_Your assignment_:
The answer must consist of every record, printed exactly as it stands.

_Provided records_:
□ □ □

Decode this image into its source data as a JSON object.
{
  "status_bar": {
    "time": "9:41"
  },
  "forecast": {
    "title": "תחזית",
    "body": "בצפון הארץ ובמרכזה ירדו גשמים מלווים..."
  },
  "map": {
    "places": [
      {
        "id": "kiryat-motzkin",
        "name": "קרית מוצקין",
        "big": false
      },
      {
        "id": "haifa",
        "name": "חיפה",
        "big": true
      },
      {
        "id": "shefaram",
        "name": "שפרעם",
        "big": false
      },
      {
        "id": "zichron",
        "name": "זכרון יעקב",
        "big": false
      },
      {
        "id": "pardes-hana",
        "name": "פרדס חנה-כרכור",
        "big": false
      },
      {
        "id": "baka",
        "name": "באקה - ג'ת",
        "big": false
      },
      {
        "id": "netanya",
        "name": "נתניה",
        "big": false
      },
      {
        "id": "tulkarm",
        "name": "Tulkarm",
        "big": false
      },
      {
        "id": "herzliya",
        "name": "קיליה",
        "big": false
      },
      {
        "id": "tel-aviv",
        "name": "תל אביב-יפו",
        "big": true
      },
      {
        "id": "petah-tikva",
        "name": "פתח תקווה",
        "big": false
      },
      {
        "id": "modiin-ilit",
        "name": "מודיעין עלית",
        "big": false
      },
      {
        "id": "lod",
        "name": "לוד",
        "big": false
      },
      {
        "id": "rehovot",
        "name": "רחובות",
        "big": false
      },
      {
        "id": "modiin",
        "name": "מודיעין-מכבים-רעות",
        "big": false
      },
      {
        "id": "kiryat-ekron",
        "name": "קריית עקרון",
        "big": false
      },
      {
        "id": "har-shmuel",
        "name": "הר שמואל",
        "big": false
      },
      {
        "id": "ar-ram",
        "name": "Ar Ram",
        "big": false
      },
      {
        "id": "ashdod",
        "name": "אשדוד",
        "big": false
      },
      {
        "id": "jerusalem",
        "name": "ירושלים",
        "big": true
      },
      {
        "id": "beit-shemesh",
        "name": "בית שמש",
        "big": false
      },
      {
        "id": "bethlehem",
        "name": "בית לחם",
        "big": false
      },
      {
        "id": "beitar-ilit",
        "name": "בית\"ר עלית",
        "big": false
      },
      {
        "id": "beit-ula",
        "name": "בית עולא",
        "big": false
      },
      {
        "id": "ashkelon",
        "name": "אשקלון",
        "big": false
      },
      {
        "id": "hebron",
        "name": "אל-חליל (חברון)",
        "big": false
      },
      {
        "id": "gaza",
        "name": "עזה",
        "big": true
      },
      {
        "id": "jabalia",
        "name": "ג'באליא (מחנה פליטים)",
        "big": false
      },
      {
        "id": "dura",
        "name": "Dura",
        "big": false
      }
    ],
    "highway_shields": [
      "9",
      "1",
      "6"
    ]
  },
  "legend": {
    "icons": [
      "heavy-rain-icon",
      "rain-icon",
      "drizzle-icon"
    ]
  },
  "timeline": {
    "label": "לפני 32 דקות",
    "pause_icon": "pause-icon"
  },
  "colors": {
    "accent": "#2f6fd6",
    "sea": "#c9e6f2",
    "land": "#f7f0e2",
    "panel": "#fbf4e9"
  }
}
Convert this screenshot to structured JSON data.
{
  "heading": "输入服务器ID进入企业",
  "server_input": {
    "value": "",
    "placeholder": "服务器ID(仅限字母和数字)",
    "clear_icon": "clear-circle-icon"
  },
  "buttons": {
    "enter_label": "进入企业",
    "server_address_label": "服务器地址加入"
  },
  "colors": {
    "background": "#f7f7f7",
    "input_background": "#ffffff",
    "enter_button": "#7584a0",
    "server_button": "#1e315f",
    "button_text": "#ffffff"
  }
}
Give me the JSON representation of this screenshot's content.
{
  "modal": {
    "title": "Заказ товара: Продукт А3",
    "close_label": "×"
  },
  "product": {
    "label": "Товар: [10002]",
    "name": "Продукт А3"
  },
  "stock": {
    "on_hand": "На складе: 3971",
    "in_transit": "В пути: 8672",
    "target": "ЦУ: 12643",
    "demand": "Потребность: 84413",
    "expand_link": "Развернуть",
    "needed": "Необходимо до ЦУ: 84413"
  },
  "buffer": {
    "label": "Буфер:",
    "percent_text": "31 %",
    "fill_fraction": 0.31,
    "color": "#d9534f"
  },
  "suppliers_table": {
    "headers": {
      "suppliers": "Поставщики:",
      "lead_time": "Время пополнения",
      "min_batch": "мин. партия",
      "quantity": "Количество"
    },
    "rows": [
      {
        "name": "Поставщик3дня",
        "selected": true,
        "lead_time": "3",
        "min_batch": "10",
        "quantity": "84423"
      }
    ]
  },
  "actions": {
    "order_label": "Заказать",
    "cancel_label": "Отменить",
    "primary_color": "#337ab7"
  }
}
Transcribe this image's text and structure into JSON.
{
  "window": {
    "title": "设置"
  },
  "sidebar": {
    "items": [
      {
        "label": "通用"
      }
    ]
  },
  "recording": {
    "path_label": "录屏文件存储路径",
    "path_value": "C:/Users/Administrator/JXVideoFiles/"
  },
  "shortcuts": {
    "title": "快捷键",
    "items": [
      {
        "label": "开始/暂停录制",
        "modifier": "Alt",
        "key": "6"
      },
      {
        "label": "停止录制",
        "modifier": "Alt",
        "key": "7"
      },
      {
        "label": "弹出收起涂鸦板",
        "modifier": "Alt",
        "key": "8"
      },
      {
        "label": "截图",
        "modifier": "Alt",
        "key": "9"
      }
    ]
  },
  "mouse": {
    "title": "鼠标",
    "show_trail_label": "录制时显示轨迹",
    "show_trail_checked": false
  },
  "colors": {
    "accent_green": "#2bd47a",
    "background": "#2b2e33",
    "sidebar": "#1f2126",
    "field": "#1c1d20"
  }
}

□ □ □

_The completed task_:
Decode this image into its source data as a JSON object.
{
  "status_bar": {
    "time": "9:41"
  },
  "forecast": {
    "title": "תחזית",
    "body": "בצפון הארץ ובמרכזה ירדו גשמים מלווים..."
  },
  "map": {
    "places": [
      {
        "id": "kiryat-motzkin",
        "name": "קרית מוצקין",
        "big": false
      },
      {
        "id": "haifa",
        "name": "חיפה",
        "big": true
      },
      {
        "id": "shefaram",
        "name": "שפרעם",
        "big": false
      },
      {
        "id": "zichron",
        "name": "זכרון יעקב",
        "big": false
      },
      {
        "id": "pardes-hana",
        "name": "פרדס חנה-כרכור",
        "big": false
      },
      {
        "id": "baka",
        "name": "באקה - ג'ת",
        "big": false
      },
      {
        "id": "netanya",
        "name": "נתניה",
        "big": false
      },
      {
        "id": "tulkarm",
        "name": "Tulkarm",
        "big": false
      },
      {
        "id": "herzliya",
        "name": "קיליה",
        "big": false
      },
      {
        "id": "tel-aviv",
        "name": "תל אביב-יפו",
        "big": true
      },
      {
        "id": "petah-tikva",
        "name": "פתח תקווה",
        "big": false
      },
      {
        "id": "modiin-ilit",
        "name": "מודיעין עלית",
        "big": false
      },
      {
        "id": "lod",
        "name": "לוד",
        "big": false
      },
      {
        "id": "rehovot",
        "name": "רחובות",
        "big": false
      },
      {
        "id": "modiin",
        "name": "מודיעין-מכבים-רעות",
        "big": false
      },
      {
        "id": "kiryat-ekron",
        "name": "קריית עקרון",
        "big": false
      },
      {
        "id": "har-shmuel",
        "name": "הר שמואל",
        "big": false
      },
      {
        "id": "ar-ram",
        "name": "Ar Ram",
        "big": false
      },
      {
        "id": "ashdod",
        "name": "אשדוד",
        "big": false
      },
      {
        "id": "jerusalem",
        "name": "ירושלים",
        "big": true
      },
      {
        "id": "beit-shemesh",
        "name": "בית שמש",
        "big": false
      },
      {
        "id": "bethlehem",
        "name": "בית לחם",
        "big": false
      },
      {
        "id": "beitar-ilit",
        "name": "בית\"ר עלית",
        "big": false
      },
      {
        "id": "beit-ula",
        "name": "בית עולא",
        "big": false
      },
      {
        "id": "ashkelon",
        "name": "אשקלון",
        "big": false
      },
      {
        "id": "hebron",
        "name": "אל-חליל (חברון)",
        "big": false
      },
      {
        "id": "gaza",
        "name": "עזה",
        "big": true
      },
      {
        "id": "jabalia",
        "name": "ג'באליא (מחנה פליטים)",
        "big": false
      },
      {
        "id": "dura",
        "name": "Dura",
        "big": false
      }
    ],
    "highway_shields": [
      "9",
      "1",
      "6"
    ]
  },
  "legend": {
    "icons": [
      "heavy-rain-icon",
      "rain-icon",
      "drizzle-icon"
    ]
  },
  "timeline": {
    "label": "לפני 32 דקות",
    "pause_icon": "pause-icon"
  },
  "colors": {
    "accent": "#2f6fd6",
    "sea": "#c9e6f2",
    "land": "#f7f0e2",
    "panel": "#fbf4e9"
  }
}
Convert this screenshot to structured JSON data.
{
  "heading": "输入服务器ID进入企业",
  "server_input": {
    "value": "",
    "placeholder": "服务器ID(仅限字母和数字)",
    "clear_icon": "clear-circle-icon"
  },
  "buttons": {
    "enter_label": "进入企业",
    "server_address_label": "服务器地址加入"
  },
  "colors": {
    "background": "#f7f7f7",
    "input_background": "#ffffff",
    "enter_button": "#7584a0",
    "server_button": "#1e315f",
    "button_text": "#ffffff"
  }
}
Give me the JSON representation of this screenshot's content.
{
  "modal": {
    "title": "Заказ товара: Продукт А3",
    "close_label": "×"
  },
  "product": {
    "label": "Товар: [10002]",
    "name": "Продукт А3"
  },
  "stock": {
    "on_hand": "На складе: 3971",
    "in_transit": "В пути: 8672",
    "target": "ЦУ: 12643",
    "demand": "Потребность: 84413",
    "expand_link": "Развернуть",
    "needed": "Необходимо до ЦУ: 84413"
  },
  "buffer": {
    "label": "Буфер:",
    "percent_text": "31 %",
    "fill_fraction": 0.31,
    "color": "#d9534f"
  },
  "suppliers_table": {
    "headers": {
      "suppliers": "Поставщики:",
      "lead_time": "Время пополнения",
      "min_batch": "мин. партия",
      "quantity": "Количество"
    },
    "rows": [
      {
        "name": "Поставщик3дня",
        "selected": true,
        "lead_time": "3",
        "min_batch": "10",
        "quantity": "84423"
      }
    ]
  },
  "actions": {
    "order_label": "Заказать",
    "cancel_label": "Отменить",
    "primary_color": "#337ab7"
  }
}
Transcribe this image's text and structure into JSON.
{
  "window": {
    "title": "设置"
  },
  "sidebar": {
    "items": [
      {
        "label": "通用"
      }
    ]
  },
  "recording": {
    "path_label": "录屏文件存储路径",
    "path_value": "C:/Users/Administrator/JXVideoFiles/"
  },
  "shortcuts": {
    "title": "快捷键",
    "items": [
      {
        "label": "开始/暂停录制",
        "modifier": "Alt",
        "key": "6"
      },
      {
        "label": "停止录制",
        "modifier": "Alt",
        "key": "7"
      },
      {
        "label": "弹出收起涂鸦板",
        "modifier": "Alt",
        "key": "8"
      },
      {
        "label": "截图",
        "modifier": "Alt",
        "key": "9"
      }
    ]
  },
  "mouse": {
    "title": "鼠标",
    "show_trail_label": "录制时显示轨迹",
    "show_trail_checked": false
  },
  "colors": {
    "accent_green": "#2bd47a",
    "background": "#2b2e33",
    "sidebar": "#1f2126",
    "field": "#1c1d20"
  }
}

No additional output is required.